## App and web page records
= = =
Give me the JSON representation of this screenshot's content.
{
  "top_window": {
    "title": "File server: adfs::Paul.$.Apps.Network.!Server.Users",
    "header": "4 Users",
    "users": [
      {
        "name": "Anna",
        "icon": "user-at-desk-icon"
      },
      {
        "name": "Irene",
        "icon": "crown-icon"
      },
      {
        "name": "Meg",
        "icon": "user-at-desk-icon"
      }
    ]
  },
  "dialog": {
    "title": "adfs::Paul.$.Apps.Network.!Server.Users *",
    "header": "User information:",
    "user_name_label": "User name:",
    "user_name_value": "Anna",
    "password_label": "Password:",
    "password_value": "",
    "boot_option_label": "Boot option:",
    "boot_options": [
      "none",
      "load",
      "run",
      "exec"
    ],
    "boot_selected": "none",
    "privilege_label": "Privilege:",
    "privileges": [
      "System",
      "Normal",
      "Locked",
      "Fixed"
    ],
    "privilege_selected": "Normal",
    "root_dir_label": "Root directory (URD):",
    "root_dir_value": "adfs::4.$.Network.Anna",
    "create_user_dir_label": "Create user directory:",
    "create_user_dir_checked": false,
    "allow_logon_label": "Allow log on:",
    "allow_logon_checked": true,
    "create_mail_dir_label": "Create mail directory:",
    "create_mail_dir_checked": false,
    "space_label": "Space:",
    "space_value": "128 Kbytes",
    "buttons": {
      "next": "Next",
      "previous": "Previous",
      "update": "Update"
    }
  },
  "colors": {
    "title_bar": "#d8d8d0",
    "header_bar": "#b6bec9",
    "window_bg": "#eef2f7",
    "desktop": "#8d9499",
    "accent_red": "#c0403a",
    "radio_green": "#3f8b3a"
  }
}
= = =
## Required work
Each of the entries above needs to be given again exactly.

## Result for this task
Give me the JSON representation of this screenshot's content.
{
  "top_window": {
    "title": "File server: adfs::Paul.$.Apps.Network.!Server.Users",
    "header": "4 Users",
    "users": [
      {
        "name": "Anna",
        "icon": "user-at-desk-icon"
      },
      {
        "name": "Irene",
        "icon": "crown-icon"
      },
      {
        "name": "Meg",
        "icon": "user-at-desk-icon"
      }
    ]
  },
  "dialog": {
    "title": "adfs::Paul.$.Apps.Network.!Server.Users *",
    "header": "User information:",
    "user_name_label": "User name:",
    "user_name_value": "Anna",
    "password_label": "Password:",
    "password_value": "",
    "boot_option_label": "Boot option:",
    "boot_options": [
      "none",
      "load",
      "run",
      "exec"
    ],
    "boot_selected": "none",
    "privilege_label": "Privilege:",
    "privileges": [
      "System",
      "Normal",
      "Locked",
      "Fixed"
    ],
    "privilege_selected": "Normal",
    "root_dir_label": "Root directory (URD):",
    "root_dir_value": "adfs::4.$.Network.Anna",
    "create_user_dir_label": "Create user directory:",
    "create_user_dir_checked": false,
    "allow_logon_label": "Allow log on:",
    "allow_logon_checked": true,
    "create_mail_dir_label": "Create mail directory:",
    "create_mail_dir_checked": false,
    "space_label": "Space:",
    "space_value": "128 Kbytes",
    "buttons": {
      "next": "Next",
      "previous": "Previous",
      "update": "Update"
    }
  },
  "colors": {
    "title_bar": "#d8d8d0",
    "header_bar": "#b6bec9",
    "window_bg": "#eef2f7",
    "desktop": "#8d9499",
    "accent_red": "#c0403a",
    "radio_green": "#3f8b3a"
  }
}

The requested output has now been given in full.